WHAT YOU HAVE TO DO: Should a picture appear anywhere in the data, omit it and copy everything else exactly.
Start of INPUT DATA
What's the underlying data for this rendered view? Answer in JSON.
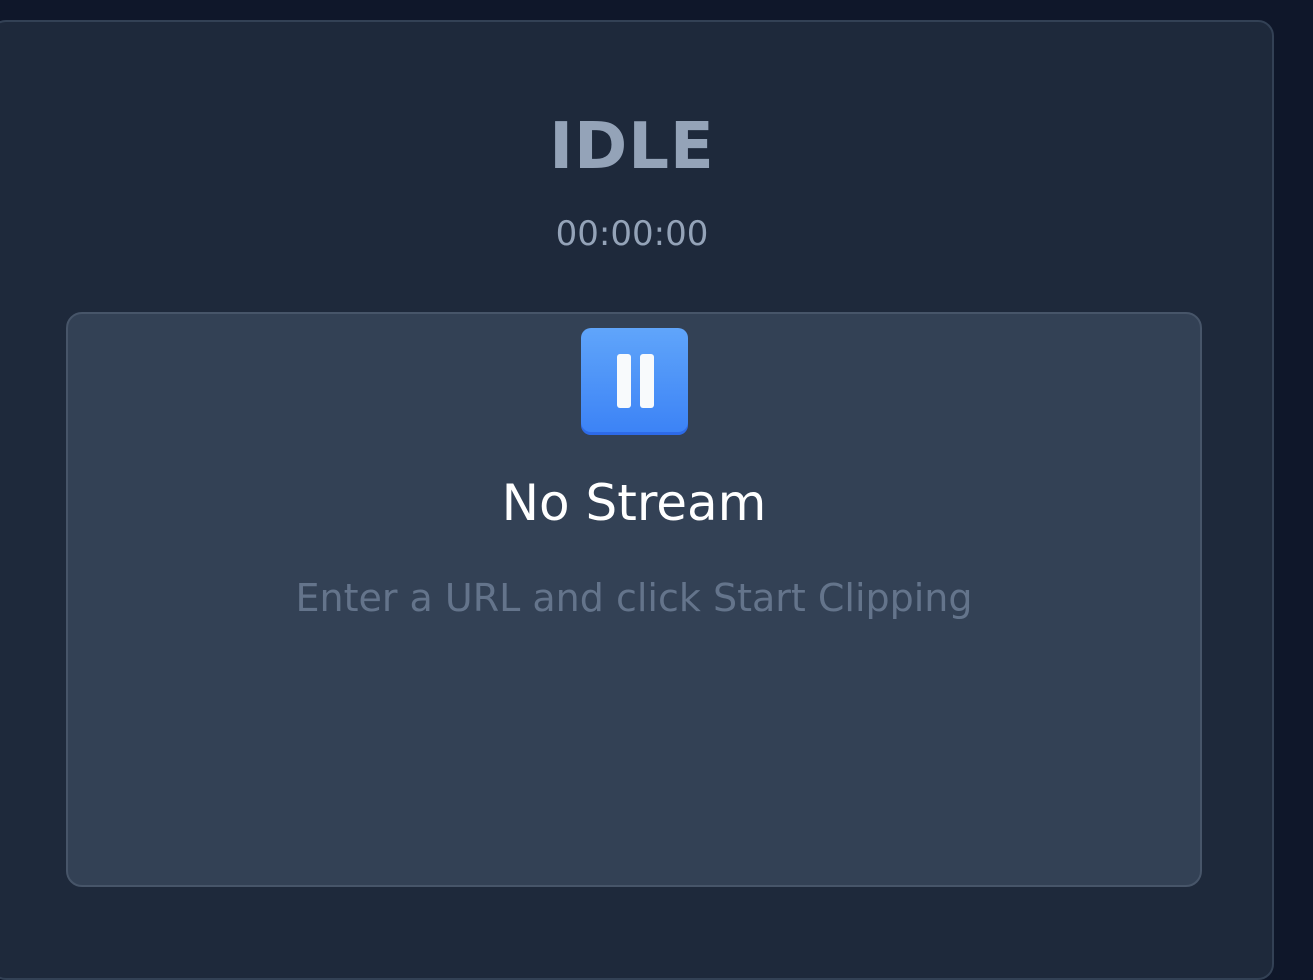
{
  "status": {
    "label": "IDLE",
    "elapsed": "00:00:00"
  },
  "preview": {
    "icon": "pause-icon",
    "title": "No Stream",
    "hint": "Enter a URL and click Start Clipping"
  },
  "colors": {
    "background": "#0f172a",
    "panel": "#1e293b",
    "preview": "#334155",
    "accent": "#3b82f6",
    "muted_text": "#94a3b8",
    "hint_text": "#64748b"
  }
}
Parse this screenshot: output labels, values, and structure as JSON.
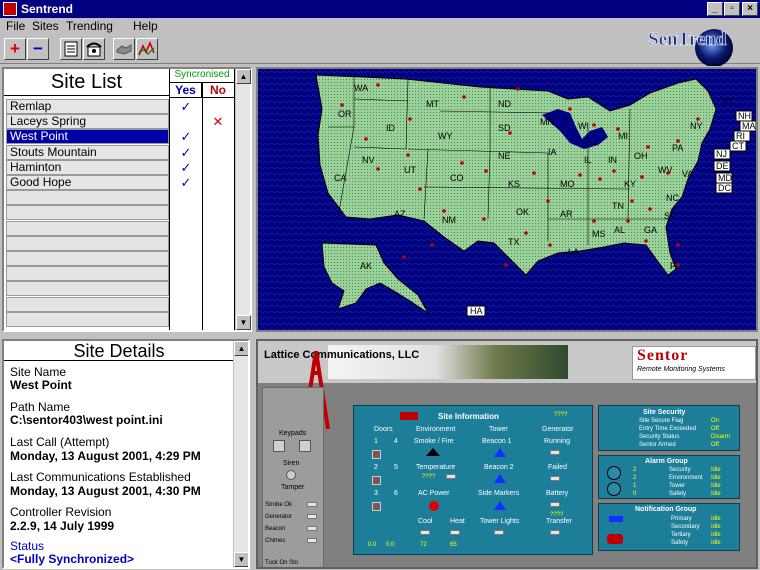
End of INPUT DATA
TASK SOLUTION:
What's the underlying data for this rendered view? Answer in JSON.
{
  "status": {
    "label": "IDLE",
    "elapsed": "00:00:00"
  },
  "preview": {
    "icon": "pause-icon",
    "title": "No Stream",
    "hint": "Enter a URL and click Start Clipping"
  },
  "colors": {
    "background": "#0f172a",
    "panel": "#1e293b",
    "preview": "#334155",
    "accent": "#3b82f6",
    "muted_text": "#94a3b8",
    "hint_text": "#64748b"
  }
}
Parse this screenshot: output labels, values, and structure as JSON.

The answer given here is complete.